What I remember is that he taught our class macramé, and to this day I can still tie the square knot, the full hitch and the double half hitch.
Macramé is an ancient form of textile making using knots rather than weaving, crocheting or knitting. It originated with 13th century Arab weavers, and was kept alive through the centuries by sailors. In the nineteenth century, sailors the world over would pass the time on long voyages making hammocks and other objects, which they would sell or barter en route.
Macramé subsequently faded into obscurity until the hippie movement revived the art, as did Mr Botha.
What was interesting about him is that his macramé instruction had nothing to do with history or the roots of globalisation or the philosophy of what goes around comes around.
He simply wanted us to learn to make something that combines creativity with usefulness and commercial value.
The unintended consequence of Mr Botha’s macramé instruction is that he created a class of entrepreneurs. Suddenly, we were all earning money from macramé – we mostly made plant holders and wall hangings, which were popular in the seventies.
In the Skae household macramé provided an easy mechanism for my mother to have Christmas presents produced in situ. She would buy the raw materials and pay me a wage-exploited rate, but that was okay because I made some money that I would not otherwise have made and because she’s my mother and I love her dearly.
Mr Botha also taught us Zulu, leatherwork and chess – none were part of the traditional school syllabus, which he also taught extremely well. And in the afternoons he was our swimming, athletics, soccer and rugby coach.
He was a remarkable teacher. He taught with passion, and he genuinely loved his class. He inspired a thirst for knowledge and for life in us, and a way of seeing the world with fresh eyes. He even taught us how to interact with girls in a respectful manner. At my school they had separated the Standard 5 (Grade 7) boys and girls into different classes for some ad hoc reason, which he didn’t agree with, and he would encourage us to socialise with the girls during break time. He wanted us to become natural around girls and to see them as our friends and equals.
He also wanted us to understand what was happening in South Africa. I was 12 when the Soweto uprisings overwhelmed the country in 1976 and Mr Botha tried to explain to us why this was happening.
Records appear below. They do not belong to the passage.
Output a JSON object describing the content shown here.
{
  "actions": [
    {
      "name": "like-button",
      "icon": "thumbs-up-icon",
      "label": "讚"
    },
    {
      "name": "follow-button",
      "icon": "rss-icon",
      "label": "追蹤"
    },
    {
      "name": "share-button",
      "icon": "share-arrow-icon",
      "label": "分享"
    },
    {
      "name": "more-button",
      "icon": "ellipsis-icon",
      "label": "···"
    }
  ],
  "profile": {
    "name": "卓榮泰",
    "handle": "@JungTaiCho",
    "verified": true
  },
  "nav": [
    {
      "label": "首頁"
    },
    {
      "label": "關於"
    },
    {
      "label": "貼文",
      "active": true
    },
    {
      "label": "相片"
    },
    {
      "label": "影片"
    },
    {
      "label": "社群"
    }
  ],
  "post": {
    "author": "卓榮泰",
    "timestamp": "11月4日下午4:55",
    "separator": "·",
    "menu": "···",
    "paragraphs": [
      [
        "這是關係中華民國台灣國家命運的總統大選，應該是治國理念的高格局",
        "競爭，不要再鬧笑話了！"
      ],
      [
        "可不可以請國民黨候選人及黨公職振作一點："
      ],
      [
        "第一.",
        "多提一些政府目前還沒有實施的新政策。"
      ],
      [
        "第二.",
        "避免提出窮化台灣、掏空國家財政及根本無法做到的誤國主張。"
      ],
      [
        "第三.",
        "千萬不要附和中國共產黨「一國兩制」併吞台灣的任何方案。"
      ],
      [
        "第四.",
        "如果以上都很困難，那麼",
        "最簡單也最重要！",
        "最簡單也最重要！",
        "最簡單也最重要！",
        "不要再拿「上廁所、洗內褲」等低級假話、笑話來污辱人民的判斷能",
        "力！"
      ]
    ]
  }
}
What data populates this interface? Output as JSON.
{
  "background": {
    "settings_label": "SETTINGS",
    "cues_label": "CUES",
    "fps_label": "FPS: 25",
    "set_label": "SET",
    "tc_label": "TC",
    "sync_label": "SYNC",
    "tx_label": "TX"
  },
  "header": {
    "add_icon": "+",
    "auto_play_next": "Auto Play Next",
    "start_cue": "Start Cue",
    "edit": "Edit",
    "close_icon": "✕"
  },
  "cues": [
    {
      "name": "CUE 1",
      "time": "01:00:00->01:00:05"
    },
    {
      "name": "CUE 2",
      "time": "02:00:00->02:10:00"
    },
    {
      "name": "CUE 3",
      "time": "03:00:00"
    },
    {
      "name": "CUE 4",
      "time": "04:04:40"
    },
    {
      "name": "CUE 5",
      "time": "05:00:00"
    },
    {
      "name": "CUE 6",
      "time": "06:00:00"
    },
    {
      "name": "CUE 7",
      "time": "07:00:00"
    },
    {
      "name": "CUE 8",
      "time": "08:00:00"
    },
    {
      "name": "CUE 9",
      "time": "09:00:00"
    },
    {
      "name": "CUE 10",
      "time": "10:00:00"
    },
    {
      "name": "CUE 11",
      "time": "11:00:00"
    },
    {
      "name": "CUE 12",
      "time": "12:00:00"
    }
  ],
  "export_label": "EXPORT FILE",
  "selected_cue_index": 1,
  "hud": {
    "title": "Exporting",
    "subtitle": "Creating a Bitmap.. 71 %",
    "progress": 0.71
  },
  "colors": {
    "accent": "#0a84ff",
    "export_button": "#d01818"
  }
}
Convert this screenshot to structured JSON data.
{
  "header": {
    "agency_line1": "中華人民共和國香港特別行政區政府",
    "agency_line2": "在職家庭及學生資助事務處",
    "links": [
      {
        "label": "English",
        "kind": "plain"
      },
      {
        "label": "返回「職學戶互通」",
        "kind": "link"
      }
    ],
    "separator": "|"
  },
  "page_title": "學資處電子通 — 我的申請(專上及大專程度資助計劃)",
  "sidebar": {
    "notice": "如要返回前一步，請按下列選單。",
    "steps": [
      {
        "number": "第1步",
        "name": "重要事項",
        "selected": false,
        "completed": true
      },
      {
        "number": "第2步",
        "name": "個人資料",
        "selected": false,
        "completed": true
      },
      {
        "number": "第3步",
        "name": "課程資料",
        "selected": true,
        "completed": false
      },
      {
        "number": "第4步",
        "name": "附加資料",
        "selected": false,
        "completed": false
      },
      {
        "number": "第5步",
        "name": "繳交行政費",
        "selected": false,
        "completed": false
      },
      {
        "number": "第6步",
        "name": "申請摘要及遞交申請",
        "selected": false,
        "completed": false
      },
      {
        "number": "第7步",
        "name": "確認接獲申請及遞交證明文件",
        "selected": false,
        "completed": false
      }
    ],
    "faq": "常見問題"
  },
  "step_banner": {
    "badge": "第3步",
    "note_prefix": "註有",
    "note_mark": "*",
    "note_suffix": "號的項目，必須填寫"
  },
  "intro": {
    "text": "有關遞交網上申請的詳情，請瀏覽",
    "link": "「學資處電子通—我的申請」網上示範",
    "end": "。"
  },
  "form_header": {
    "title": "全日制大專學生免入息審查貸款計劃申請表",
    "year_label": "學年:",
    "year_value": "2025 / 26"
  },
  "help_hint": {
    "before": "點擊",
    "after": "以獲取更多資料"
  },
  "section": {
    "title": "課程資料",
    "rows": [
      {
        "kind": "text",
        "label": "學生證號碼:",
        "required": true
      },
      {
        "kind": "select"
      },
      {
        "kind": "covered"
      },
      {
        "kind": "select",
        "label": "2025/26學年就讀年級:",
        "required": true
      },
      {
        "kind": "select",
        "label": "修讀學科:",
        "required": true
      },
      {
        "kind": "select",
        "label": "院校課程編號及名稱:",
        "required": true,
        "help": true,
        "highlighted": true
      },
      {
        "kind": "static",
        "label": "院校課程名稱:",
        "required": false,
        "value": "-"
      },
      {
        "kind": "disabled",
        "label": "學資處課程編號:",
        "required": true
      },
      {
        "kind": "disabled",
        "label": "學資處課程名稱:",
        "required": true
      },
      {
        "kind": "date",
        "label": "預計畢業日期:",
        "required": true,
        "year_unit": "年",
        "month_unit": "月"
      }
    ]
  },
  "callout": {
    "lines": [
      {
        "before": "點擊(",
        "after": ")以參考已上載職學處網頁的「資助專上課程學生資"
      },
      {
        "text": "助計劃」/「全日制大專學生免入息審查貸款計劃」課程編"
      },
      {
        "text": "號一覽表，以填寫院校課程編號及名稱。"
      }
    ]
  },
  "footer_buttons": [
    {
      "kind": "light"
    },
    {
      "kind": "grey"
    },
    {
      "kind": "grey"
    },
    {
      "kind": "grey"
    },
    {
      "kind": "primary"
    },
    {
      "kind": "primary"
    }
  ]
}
With hindsight I appreciate that he was inducting us into concepts of justice and humanity. He wanted to instill in us how important it is to be humane and respectful to all people, and to appreciate how much effort and commitment goes into every kind of occupation. We came to understand that cleaning the classroom is as vital to the shaping of the ship as being the principal.
Mr Botha’s style of leadership was a transformational experience and we began to see society in a different way. This is the power of teaching. If we had a country of teachers like Mr Botha we could change the world.
Which is why we have to get it right.
I completely agree with the University of the Free State’s Professor Jonathan Jansen that education should never be about what side of the street you were born. In my case, my parents never specifically took me to Hillcrest Primary; it was simply the closest school to our home.
As it turned out, the cards flopped in my favour, but all of us should be able to find ourselves in any part of our country – urban or rural – and end up with a teacher like Mr Botha.
Throughout my life I have been extremely fortunate to have incredible teachers, and I wish the same for all South Africans. Some of our schools are doing exceptional things with the resources they have even when these resources are extremely limited. They should not be limited because the educational budget in South Africa is sizeable, but we all know how poorly it is being managed. This is the greatest tragedy of leadership because all leadership begins at school. What you learn about leadership comes down to the principals and teachers you have at school, followed by the tertiary education environment for those who continue to this.
I truly believe teaching is a calling and that we need to recognise teachers and also nurses as the backbone of our society. From a leadership perspective we need to do everything possible to boost them and resource them so that we can best deal with the education and leadership needs of our young people and of the health needs of our sick or injured.
We know this and we all need to start acting on this, in our personal and collective capacity. We need to elevate them to the status and financial package they deserve. Which is why I wanted to reflect on the best teacher that I ever had: Mr GD Botha.
Mr Botha, wherever you are in the world today, this is to thank you.
This article was written by Professor Owen Skae, President of the South African Business Schools Association (SABSA) and the Director of Rhodes Business School.
Professor Skae writes in his individual capacity and hence the views expressed are not necessarily those of SABSA or the member schools. For more information on SABSA and its members, visit its website www.sabsa.co.za
This article appeared in Leadership, Edition 358, April, 2015. It is reproduced with their permission.